WS activities. Four factors of potential benefits and costs have been
Analysis Handbook that will be published for use by NWRC scientists
identified: 1) agricultural protection (e.g., crop, livestock), 2) public
and WS specialists. This handbook will provide a useful guide for
health and safety (e.g., wildlife disease prevention, aircraft bird
researchers and specialists in collecting economic data and building
strike reduction), 3) natural resources protection (e.g., threatened
improved data sets for future benefit-cost analyses of wildlife dam-
and endangered species conservation through local predator man-
agement, archeological site preservation through rodent manage-
ment), and 4) property protection (e.g., impoundment maintenance
through rodent control, safeguarding buildings through rodent
management). Data will be used to identify the three most frequent Selected Publications:
“Species X Complaint” activities under each of the four factors within • Engeman, R. M.; Shwiff, S. A.; Smith, H. T.; Constantin, B. 2004. Monetary
each county. The approach entails estimating “replacement” costs valuation of wildlife species and habitats as a basis for economically evaluating
for WS; that is, what will it cost counties to acquire/perform similar conservation approaches. Endangered Species Update 21:74-79.
wildlife damage management services privately? • Shwiff, S. A.; Bodenchuk, M. J. 2004. Coyote predation management: an
Benefits and Costs of Predator Management for T&E economic analysis of increased antelope recruitment and cattle production in

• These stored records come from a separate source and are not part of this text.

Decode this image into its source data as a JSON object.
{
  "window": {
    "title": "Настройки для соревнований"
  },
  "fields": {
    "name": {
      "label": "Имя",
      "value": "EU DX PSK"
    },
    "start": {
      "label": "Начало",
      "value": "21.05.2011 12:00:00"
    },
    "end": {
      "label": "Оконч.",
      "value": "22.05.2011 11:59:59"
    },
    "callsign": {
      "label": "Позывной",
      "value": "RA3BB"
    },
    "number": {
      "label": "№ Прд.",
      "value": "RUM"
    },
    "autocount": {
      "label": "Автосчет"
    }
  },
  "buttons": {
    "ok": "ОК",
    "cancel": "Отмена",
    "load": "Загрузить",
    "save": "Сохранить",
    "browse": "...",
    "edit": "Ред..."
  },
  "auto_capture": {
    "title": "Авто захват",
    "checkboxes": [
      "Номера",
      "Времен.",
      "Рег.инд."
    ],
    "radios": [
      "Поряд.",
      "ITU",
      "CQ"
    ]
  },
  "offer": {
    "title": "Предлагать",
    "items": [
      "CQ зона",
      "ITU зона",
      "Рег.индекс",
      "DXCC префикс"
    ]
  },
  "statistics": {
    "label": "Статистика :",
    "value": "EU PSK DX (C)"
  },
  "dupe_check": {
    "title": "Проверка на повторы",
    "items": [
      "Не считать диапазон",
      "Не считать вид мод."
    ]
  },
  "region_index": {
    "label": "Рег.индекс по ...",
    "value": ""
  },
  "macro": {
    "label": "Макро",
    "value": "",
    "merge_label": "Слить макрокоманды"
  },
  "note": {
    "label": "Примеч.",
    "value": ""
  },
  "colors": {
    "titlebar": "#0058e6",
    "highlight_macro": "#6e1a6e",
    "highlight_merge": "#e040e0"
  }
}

Species—NWRC scientists are conducting studies to quantify the South Central Wyoming. Sheep & Goat Research Journal 19(1):32-36.

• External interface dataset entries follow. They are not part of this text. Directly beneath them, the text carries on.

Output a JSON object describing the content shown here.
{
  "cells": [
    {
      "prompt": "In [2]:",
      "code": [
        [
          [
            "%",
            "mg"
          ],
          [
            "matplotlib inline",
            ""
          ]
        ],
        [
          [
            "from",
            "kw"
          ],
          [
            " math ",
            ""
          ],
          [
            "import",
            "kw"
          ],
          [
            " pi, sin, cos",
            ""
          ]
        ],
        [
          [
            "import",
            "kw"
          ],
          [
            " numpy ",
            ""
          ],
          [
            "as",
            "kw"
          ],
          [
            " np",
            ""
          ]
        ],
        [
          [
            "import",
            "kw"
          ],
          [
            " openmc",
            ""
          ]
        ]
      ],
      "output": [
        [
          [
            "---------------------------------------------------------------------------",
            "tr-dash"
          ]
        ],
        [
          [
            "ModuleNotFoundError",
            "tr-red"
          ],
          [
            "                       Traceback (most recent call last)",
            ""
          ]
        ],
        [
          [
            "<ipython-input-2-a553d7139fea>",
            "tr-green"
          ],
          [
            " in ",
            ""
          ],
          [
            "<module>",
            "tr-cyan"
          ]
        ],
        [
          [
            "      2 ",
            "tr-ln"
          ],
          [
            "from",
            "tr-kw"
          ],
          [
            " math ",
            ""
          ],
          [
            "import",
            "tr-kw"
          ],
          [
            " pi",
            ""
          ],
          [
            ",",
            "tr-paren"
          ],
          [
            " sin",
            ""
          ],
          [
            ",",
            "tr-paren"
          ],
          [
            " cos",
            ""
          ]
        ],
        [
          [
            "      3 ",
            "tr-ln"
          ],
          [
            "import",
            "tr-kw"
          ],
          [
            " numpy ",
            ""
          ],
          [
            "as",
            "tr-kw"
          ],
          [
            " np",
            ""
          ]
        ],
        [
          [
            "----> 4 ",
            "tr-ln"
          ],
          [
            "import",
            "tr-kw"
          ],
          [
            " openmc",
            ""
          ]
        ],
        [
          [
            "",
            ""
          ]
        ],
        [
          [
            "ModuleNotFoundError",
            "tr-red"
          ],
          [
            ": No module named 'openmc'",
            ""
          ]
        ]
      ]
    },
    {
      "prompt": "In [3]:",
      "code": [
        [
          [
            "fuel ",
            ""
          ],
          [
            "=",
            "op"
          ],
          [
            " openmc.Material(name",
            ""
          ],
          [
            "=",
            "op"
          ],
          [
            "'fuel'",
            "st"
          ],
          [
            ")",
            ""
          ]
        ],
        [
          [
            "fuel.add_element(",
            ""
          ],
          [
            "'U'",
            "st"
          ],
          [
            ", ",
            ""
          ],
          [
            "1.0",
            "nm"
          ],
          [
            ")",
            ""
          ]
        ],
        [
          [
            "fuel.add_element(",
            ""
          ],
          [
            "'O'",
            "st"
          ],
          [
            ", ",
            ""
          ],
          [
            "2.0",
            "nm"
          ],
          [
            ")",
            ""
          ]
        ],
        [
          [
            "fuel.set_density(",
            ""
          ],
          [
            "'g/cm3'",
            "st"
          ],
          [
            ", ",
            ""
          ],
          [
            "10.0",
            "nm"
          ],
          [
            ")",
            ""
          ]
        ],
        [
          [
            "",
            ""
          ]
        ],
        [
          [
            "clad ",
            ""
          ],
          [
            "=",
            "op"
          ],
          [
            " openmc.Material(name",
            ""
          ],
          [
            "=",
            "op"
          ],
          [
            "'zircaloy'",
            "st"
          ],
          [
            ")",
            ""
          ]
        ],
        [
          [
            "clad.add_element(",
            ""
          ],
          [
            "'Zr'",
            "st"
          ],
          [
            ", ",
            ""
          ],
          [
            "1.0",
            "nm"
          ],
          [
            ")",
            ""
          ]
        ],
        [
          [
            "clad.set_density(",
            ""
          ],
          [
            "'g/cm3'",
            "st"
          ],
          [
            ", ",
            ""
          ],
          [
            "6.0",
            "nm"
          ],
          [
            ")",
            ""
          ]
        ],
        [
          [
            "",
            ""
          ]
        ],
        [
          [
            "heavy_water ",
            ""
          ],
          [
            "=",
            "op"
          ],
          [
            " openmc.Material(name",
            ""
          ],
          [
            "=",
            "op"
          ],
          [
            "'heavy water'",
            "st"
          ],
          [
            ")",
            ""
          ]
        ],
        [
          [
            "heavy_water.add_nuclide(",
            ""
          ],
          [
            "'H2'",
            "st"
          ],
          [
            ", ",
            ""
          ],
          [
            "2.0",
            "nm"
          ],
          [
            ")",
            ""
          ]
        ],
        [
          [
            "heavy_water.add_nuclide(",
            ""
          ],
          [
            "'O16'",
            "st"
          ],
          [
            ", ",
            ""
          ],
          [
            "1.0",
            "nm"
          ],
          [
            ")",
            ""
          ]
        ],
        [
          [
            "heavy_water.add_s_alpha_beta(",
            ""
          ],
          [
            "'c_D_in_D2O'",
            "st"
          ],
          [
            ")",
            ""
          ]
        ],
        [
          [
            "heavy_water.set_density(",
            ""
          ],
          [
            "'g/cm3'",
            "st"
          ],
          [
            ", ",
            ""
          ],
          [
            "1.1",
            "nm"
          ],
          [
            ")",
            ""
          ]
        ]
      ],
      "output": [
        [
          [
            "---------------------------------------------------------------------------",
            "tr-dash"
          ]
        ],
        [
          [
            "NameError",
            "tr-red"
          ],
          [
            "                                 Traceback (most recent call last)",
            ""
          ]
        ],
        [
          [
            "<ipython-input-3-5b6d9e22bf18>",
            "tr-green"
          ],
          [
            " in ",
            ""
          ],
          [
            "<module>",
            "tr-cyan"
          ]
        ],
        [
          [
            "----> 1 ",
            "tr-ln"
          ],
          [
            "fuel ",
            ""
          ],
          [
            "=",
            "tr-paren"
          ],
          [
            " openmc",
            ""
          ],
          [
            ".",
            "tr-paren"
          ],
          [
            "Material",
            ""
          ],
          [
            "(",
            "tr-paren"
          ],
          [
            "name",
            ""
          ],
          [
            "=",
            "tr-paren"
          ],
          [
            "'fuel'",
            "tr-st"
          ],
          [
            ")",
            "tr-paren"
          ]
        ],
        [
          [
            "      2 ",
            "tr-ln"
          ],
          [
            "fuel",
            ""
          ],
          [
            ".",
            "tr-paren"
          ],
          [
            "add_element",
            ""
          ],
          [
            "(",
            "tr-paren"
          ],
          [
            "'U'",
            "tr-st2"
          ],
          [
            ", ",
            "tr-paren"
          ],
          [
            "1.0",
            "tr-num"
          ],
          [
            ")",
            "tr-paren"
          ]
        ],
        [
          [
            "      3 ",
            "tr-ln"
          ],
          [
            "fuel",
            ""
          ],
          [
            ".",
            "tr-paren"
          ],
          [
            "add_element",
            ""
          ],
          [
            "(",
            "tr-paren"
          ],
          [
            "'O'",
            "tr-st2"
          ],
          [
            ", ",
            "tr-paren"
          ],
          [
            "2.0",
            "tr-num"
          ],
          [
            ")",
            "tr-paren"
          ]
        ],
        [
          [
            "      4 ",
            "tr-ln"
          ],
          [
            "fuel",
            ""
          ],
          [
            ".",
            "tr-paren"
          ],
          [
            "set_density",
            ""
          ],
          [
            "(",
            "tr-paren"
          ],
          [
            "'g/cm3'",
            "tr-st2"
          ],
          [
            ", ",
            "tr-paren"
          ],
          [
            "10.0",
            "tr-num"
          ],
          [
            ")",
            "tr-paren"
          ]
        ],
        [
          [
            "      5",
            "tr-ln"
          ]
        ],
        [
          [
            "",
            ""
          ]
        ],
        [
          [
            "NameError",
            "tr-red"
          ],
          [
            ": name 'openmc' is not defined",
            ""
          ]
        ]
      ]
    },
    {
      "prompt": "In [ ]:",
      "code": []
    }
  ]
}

potential savings or increased revenues associated with preda- • Engeman, R. M.; Smith, H. T.; Shwiff, S. A.; Constantin, B.; Nelson, M.; Grifﬁn,
tor management agreements aimed at protecting threatened and D.; Woolard, J. 2003. Prevalence and economic value of feral swine damage to

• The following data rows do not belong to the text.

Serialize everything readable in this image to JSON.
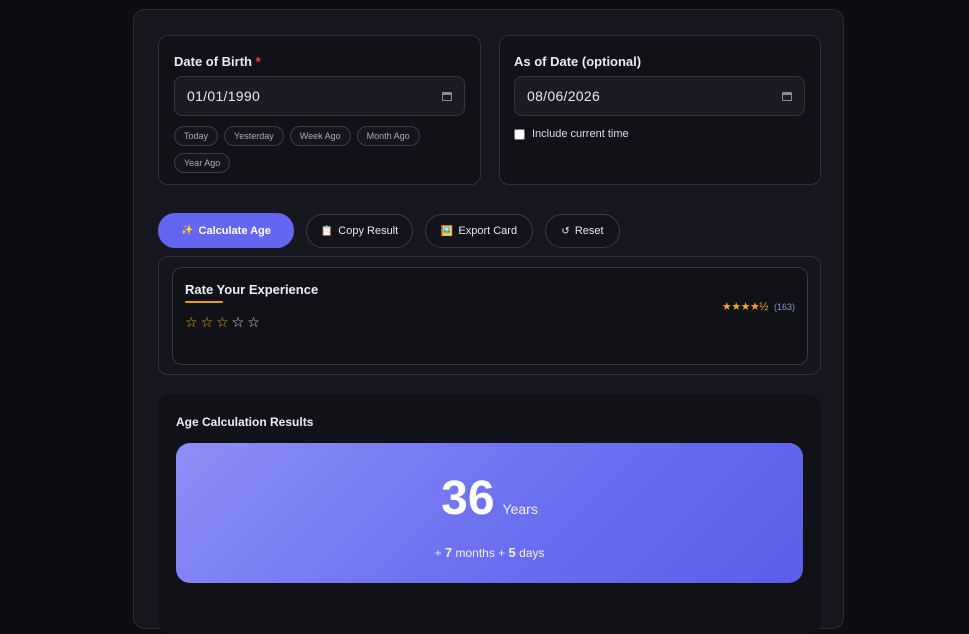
{
  "dob": {
    "label": "Date of Birth",
    "required_mark": "*",
    "value": "01/01/1990",
    "quick_picks": [
      "Today",
      "Yesterday",
      "Week Ago",
      "Month Ago",
      "Year Ago"
    ]
  },
  "as_of": {
    "label": "As of Date (optional)",
    "value": "08/06/2026",
    "include_time_label": "Include current time",
    "include_time_checked": false
  },
  "actions": {
    "calculate_icon": "✨",
    "calculate_label": "Calculate Age",
    "copy_icon": "📋",
    "copy_label": "Copy Result",
    "export_icon": "🖼️",
    "export_label": "Export Card",
    "reset_icon": "↺",
    "reset_label": "Reset"
  },
  "rating": {
    "title": "Rate Your Experience",
    "user_rating": 3,
    "max_rating": 5,
    "average_stars": "★★★★½",
    "count": "(163)"
  },
  "results": {
    "title": "Age Calculation Results",
    "years": "36",
    "years_label": "Years",
    "prefix": "+",
    "months": "7",
    "months_label": "months",
    "joiner": "+",
    "days": "5",
    "days_label": "days"
  },
  "colors": {
    "accent": "#6366f1",
    "star": "#f6a623",
    "required": "#ef4444"
  }
}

endangered species and enhancing game populations. Research native habitats in three Florida state parks. Environmental Conservation 30:319-
efforts will focus on continued documentation of predator man- 324.
agement agreements in several states (e.g., California, Florida, • Shwiff, S. A.; Sterner, R. T. 2002. An economic framework for beneﬁt-cost analy-
and Wyoming) and the commonwealth of Puerto Rico. Much of sis in wildlife damage studies. In: Timm, R. M.; Schmidt, R. H., eds. Proceedings
this work relates to data needed for Environmental Assessments, of the 20th vertebrate pest conference; 4–7 March, 2002; Reno, NV. Davis, CA:
University of California, Davis: 340–344.
Groups Affected by This Problem: • Sterner, R. T. 2002. Spreadsheets, response surfaces and intervention decisions
• Wildlife Services managers in wildlife damage management. In: Clark, L.; Hone, J., et al., eds. Human
• State natural resource agencies conﬂicts with wildlife: economic considerations; 1–3 2000; Fort Collins, CO. Fort
• Agricultural producers Collins, CO: U.S. Department of Agriculture, Animal and Plant Health Inspection
• U.S. citizens Service, Wildlife Services, National Wildlife Research Center: 42–46.
• Sterner, R. T.; Tope, K. L. 2002. Repellants: projections of direct beneﬁt-cost sur-
Major Cooperators: faces. In: Timm, R. M.; Schmidt, R. H., eds. Proceedings of the 20th vertebrate
• Economics Department, Colorado State University pest conference; 4–7 March, 2002; Reno, NV. Davis, CA: University of California,
• WS Operations personnel
FY 2004 USDA is an equal employment provider and employer.